The second movie to be released in Sensurround was the all-star casted 1976 war drama Midway. Again, a who’s who of stars including Charlton Heston, Henry Fonda, James Coburn and Toshiro Mifune were brought together in a re-telling of the Battle of Midway where a hopelessly out-numbered American Navy (what was left after Pearl Harbor) handed the Japanese fleet their first major defeat of WWII. Most of the battle footage was stock footage from earlier films or actual colorized war footage spliced in between the new footage of the cast. The film was a bit long winded and filled with the usual melodrama for films of this era but, wasn’t bad overall and made decent use of the Sensurround sound system during the battle sequences.
The third film to use the Sensurround process was an odd choice. 1977′s Rollercoaster, despite being marketed like a disaster film, wasn’t an action flick but, a suspense thriller about a mad bomber (Timothy Bottoms) who is targeting roller coasters and is being hunted by an amusement park ride inspector (George Segal) who is doing a far better job at it then the F.B.I. It’s actually a fairly entertaining and suspenseful thriller but, one has to question the need to use this gimmick here other then Universal not having enough faith in the film to release it on it’s own. Good flick but, weak use of the gimmick as it only functions to enhance a few scenes featuring roller coasters and the bombers handiwork.
BATTLESTAR GALACTICA (1979)
The fourth and final film to use the Sensurround gimmick is the 1979 Battlestar Galactica. A bit more appropriate choice of application then Rollercoaster but, still not as good as in Earthquake. Basically all Universal did was re-edit the three hour pilot that was aired on US TV and release it in theaters and attach the Sensurround gimmick to it. This theatrical version was released in ’78 as a movie in Canada and Europe, where they were not getting the TV show but, then Universal released it in Sensurround in the states in May 1979 to try to recoup it’s expensive cost as the show tanked and was canceled. The only differences are, it moves quicker then the bloated 3 hour TV episode and the villainous traitor Baltar is executed by the Cylons instead of given his own ship like in the show. As a use of Sensurround it was on par with Midway to enhance the battle sequences and the ship hurtling through space.

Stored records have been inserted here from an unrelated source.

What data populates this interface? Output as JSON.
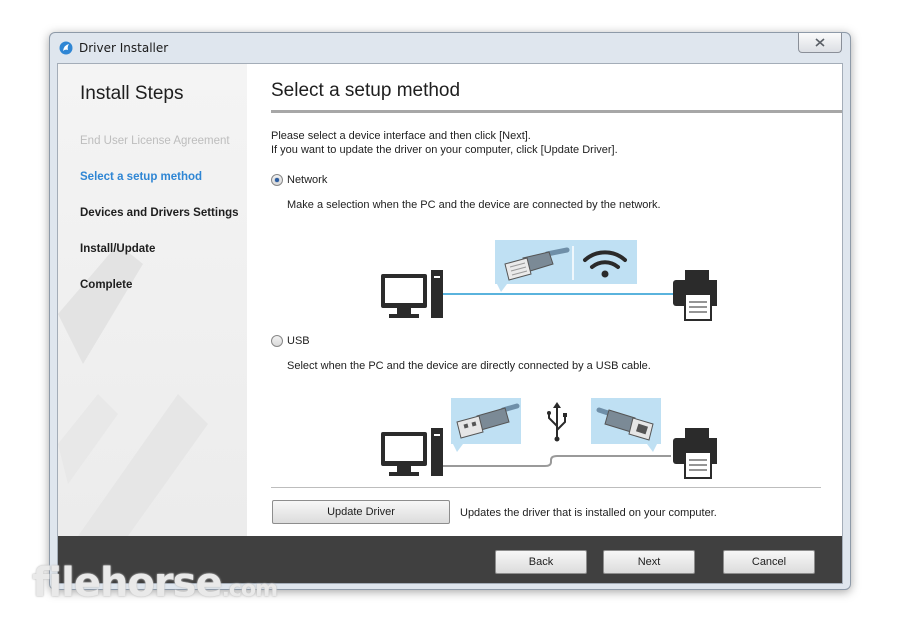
{
  "window": {
    "title": "Driver Installer"
  },
  "sidebar": {
    "heading": "Install Steps",
    "steps": [
      {
        "label": "End User License Agreement",
        "state": "done"
      },
      {
        "label": "Select a setup method",
        "state": "current"
      },
      {
        "label": "Devices and Drivers Settings",
        "state": "pending"
      },
      {
        "label": "Install/Update",
        "state": "pending"
      },
      {
        "label": "Complete",
        "state": "pending"
      }
    ]
  },
  "main": {
    "title": "Select a setup method",
    "instructions": [
      "Please select a device interface and then click [Next].",
      "If you want to update the driver on your computer, click [Update Driver]."
    ],
    "options": [
      {
        "label": "Network",
        "description": "Make a selection when the PC and the device are connected by the network.",
        "checked": true
      },
      {
        "label": "USB",
        "description": "Select when the PC and the device are directly connected by a USB cable.",
        "checked": false
      }
    ],
    "update_button": "Update Driver",
    "update_note": "Updates the driver that is installed on your computer."
  },
  "footer": {
    "back": "Back",
    "next": "Next",
    "cancel": "Cancel"
  },
  "watermark": {
    "main": "filehorse",
    "suffix": ".com"
  },
  "colors": {
    "accent": "#2f86d4",
    "network_line": "#5ab3dd",
    "bubble": "#bfe0f3",
    "footer": "#404040"
  }
}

While it was never made, when Paramount and Universal were both preparing their own remakes of King Kong at the same time in the mid 70s, the plan was for Universal’s The Legend Of King Kong to be released in Sensurround as well. Paramount won the battle, apparently with some cash going Universal’s way, but, the audience lost the war as their remake is notoriously terrible and they had the audacity to make an even worse sequel, King Kong Lives 10 years later. But, hearing King Kong roar and beat his chest in Sensurround might have been cheesy fun! We’ll never know as Sensurround disappeared and Dolby Sound had arrived with Star Wars and seemed to accomplish the same thing.